Edy provided by Rakuten, Inc. in Japan is a prepaid rechargeable contactless smart card. It uses Sony's FeliCa technology, also used by the competing Suica/Pasmo cards by JR East (A proof of concept version has been demonstrated using standards NFC-A technology). While the name derives from euro, dollar, and yen, it works with yen only.
On April 18, 2006, Intel announced a five billion yen (approx. 45 million USD, or 35 million euros as of May 20, 2006) investment in bitWallet, aimed at further developing the technology for PC-based electronic money settlements.

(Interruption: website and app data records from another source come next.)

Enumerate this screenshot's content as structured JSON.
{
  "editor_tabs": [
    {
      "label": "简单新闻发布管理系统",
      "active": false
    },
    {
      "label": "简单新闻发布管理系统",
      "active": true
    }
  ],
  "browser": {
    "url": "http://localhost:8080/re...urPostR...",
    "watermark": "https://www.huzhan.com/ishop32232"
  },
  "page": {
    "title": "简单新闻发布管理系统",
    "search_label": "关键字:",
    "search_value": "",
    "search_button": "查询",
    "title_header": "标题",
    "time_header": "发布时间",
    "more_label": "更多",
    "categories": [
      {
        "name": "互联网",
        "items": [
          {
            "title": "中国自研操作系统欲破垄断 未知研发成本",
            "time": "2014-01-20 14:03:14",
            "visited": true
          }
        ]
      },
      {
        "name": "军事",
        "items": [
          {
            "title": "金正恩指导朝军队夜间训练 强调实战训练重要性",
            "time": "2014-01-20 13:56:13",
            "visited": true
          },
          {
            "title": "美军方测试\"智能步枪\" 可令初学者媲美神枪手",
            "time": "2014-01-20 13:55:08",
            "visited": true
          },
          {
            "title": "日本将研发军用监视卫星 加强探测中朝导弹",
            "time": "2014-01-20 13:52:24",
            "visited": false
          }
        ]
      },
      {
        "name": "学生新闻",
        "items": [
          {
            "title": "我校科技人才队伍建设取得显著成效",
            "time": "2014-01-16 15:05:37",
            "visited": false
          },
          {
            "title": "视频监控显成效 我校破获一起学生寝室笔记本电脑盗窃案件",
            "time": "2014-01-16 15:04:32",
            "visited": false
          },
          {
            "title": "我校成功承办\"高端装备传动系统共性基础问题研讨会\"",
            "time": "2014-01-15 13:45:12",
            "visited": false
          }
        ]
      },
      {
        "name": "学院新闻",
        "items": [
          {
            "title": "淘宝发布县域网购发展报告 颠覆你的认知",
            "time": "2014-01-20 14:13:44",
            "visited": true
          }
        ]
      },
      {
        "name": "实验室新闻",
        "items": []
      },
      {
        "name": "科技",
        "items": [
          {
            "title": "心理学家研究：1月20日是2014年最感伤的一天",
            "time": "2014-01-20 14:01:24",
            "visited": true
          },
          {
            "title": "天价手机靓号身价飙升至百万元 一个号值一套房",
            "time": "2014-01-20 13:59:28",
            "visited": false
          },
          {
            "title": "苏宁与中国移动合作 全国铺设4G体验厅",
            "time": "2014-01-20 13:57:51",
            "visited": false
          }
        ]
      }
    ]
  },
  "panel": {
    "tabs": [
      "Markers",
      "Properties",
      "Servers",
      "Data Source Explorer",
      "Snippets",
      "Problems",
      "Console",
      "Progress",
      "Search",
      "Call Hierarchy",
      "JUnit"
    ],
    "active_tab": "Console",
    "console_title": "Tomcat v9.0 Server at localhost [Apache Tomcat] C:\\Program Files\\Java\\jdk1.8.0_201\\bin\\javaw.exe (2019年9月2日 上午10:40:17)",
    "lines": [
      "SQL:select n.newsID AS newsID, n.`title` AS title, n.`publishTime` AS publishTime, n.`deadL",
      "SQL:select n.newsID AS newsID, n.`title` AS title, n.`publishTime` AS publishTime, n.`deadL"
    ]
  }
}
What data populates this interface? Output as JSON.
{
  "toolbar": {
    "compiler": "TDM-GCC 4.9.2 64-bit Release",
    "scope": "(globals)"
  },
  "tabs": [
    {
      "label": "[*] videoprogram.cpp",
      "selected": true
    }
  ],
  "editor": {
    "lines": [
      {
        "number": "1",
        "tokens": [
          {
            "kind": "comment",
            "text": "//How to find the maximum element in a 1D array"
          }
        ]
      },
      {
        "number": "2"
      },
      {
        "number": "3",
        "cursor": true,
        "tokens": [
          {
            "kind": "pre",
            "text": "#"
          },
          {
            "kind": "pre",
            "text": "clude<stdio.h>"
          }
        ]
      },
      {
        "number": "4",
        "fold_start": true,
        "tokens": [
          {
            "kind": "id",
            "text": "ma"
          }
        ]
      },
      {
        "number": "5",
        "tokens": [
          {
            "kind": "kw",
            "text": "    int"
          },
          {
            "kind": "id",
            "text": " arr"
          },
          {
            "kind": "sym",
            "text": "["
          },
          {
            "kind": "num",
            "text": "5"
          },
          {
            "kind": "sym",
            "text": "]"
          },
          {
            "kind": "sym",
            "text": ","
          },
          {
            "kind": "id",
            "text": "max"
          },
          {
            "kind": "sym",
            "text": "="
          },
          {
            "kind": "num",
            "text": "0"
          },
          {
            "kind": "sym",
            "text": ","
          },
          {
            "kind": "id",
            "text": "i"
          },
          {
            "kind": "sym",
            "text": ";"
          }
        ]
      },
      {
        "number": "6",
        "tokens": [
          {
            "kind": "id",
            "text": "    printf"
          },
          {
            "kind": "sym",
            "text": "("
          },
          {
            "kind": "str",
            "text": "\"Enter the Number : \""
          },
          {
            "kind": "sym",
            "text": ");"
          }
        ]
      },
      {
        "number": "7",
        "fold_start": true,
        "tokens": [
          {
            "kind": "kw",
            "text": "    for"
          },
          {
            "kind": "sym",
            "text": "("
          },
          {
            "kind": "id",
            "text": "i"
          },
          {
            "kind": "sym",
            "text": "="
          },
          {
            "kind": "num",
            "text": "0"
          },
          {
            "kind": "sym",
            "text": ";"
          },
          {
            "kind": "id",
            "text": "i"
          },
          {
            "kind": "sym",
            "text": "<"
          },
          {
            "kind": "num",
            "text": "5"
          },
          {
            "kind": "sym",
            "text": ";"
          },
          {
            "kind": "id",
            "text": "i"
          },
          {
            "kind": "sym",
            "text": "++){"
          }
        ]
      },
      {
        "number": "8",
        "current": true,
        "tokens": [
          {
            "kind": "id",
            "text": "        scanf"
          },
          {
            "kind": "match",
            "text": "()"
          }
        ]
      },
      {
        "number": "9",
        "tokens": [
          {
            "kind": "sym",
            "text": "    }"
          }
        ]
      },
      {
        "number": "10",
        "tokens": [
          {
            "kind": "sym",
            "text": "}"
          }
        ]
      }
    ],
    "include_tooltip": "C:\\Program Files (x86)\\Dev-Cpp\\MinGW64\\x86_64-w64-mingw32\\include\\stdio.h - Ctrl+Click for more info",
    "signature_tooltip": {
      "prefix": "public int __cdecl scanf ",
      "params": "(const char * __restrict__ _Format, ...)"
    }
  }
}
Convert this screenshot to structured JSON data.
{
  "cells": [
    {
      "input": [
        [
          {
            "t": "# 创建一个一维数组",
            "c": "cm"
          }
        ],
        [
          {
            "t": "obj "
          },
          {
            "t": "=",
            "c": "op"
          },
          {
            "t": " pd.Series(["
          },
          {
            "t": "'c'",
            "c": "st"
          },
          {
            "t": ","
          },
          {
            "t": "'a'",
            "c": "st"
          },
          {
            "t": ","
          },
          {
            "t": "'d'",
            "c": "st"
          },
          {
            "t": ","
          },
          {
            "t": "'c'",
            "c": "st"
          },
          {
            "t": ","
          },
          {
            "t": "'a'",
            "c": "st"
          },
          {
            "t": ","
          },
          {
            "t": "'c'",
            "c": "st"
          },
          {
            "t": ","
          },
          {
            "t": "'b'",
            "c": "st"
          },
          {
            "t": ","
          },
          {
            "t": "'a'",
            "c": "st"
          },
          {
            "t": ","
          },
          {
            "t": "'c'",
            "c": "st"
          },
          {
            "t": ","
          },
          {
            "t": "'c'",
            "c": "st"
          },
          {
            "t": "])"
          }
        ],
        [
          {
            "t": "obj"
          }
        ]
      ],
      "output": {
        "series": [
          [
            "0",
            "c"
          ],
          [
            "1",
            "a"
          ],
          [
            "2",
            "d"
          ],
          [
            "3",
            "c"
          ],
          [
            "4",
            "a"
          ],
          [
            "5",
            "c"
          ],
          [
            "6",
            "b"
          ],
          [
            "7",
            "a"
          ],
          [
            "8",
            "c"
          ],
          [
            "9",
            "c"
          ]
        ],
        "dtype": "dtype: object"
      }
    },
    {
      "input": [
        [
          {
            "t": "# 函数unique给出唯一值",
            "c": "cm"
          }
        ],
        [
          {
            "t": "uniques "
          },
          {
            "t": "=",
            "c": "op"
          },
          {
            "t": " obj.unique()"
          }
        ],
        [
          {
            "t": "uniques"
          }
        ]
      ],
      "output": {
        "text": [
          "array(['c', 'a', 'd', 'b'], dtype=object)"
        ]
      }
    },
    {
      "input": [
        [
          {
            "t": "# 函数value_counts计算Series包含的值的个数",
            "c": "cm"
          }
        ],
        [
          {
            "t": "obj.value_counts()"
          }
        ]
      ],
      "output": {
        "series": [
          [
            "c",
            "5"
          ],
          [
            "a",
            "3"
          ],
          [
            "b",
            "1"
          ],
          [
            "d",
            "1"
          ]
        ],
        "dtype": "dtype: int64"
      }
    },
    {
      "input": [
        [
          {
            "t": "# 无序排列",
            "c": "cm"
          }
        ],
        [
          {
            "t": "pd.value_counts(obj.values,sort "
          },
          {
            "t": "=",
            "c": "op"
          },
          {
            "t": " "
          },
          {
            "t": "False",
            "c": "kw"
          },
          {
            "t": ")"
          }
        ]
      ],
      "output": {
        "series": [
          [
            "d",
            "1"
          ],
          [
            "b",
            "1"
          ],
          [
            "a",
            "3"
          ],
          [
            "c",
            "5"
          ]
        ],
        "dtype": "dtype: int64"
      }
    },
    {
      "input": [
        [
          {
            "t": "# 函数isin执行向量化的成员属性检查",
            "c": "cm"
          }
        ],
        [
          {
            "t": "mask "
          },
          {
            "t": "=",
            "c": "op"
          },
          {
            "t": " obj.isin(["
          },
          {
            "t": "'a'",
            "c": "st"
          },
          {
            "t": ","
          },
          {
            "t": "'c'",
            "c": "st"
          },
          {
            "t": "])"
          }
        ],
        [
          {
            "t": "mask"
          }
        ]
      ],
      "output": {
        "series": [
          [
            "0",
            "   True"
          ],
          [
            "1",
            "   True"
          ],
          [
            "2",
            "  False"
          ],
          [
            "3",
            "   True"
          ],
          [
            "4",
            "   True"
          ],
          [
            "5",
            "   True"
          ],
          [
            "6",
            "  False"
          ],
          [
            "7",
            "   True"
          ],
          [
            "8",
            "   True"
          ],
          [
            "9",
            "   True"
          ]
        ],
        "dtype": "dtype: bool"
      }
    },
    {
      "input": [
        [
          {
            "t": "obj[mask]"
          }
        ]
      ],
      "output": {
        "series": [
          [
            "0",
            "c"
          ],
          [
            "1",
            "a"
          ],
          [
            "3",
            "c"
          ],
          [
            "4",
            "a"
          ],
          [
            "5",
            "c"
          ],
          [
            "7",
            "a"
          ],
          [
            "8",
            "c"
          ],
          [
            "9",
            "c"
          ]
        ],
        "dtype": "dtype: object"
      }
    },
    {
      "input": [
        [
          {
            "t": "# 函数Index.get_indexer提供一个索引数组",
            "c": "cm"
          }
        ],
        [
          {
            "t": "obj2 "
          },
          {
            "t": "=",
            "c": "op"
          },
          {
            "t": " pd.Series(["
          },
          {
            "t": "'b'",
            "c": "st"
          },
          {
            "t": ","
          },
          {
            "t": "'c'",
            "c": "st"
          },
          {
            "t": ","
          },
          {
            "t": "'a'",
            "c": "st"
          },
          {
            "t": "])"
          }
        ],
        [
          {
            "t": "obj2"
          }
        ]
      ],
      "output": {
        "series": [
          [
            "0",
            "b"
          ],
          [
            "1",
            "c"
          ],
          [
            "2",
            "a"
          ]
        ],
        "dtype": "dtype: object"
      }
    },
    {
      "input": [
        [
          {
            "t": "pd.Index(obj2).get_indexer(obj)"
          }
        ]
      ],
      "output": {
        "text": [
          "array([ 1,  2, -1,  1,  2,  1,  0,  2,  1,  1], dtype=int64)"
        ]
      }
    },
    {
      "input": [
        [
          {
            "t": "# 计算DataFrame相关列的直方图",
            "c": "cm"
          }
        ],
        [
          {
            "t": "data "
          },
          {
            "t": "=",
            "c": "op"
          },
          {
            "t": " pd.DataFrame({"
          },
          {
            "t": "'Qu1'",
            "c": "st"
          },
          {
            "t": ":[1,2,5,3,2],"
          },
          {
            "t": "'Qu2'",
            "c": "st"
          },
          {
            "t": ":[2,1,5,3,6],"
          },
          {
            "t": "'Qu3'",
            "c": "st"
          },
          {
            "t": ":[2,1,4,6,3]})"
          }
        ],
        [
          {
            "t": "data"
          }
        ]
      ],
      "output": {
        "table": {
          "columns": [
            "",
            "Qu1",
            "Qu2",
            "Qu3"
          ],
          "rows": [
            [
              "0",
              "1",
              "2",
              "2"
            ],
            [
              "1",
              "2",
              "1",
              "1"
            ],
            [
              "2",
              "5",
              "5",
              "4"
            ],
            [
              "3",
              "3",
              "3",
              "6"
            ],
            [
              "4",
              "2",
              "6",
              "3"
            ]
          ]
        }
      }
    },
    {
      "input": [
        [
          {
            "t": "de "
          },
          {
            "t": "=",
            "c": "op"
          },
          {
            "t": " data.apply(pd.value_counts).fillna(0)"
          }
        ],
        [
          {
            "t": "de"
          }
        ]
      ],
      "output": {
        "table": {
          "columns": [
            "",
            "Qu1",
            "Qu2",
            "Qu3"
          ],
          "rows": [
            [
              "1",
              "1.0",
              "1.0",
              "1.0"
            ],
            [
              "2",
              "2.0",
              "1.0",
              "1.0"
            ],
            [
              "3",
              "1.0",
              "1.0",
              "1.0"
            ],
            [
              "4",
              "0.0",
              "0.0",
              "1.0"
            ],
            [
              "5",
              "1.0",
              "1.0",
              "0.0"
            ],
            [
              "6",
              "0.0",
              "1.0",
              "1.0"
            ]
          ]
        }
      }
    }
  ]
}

On June 1, 2012, Rakuten acquired Edy, changing the official name to RakutenEdy and the parent company from bitWallet to RakutenEdy Inc. The three-oval blue-tone logo was changed to the Rakuten logo and the font of the word 'Edy' was altered.
Edy can be used on Osaifu-Keitai featured cellphones. Makers of these phones include major cell phone carriers such as docomo, au and SoftBank. The phones can be used physically like an Edy card, and online Edy features can be accessed from the phones as well, such as the ability to charge an Edy account.
The following are some of the stores that support Edy in Japan.
- 7-Eleven (all stores in Japan)
- ampm (all stores in Japan)
- Circle K Sunkus (all stores in Japan)
- Daimaru Peacock (all stores in Japan)
- FamilyMart (all stores in Japan)
- Lawson (all stores in Japan)
- McDonald's Japan (except for some stores)
- Ministop (all stores in Japan)
- Poplar (all stores in Japan)
- Yodobashi Camera (all stores in Japan)
- Amazon.co.jp (online, with a PaSoRi linked to a computer an Edy card can be used for payment)
One-time charge limit is 25,000 yen. Maximum storage limit is 50,000 yen. The following are some of the stores where you can charge Edy with cash.
1 to 25,000 yen, in 1 yen increments:
1,000 to 25,000 yen, in 1,000 yen increments:
- Edy official homepage (Japanese)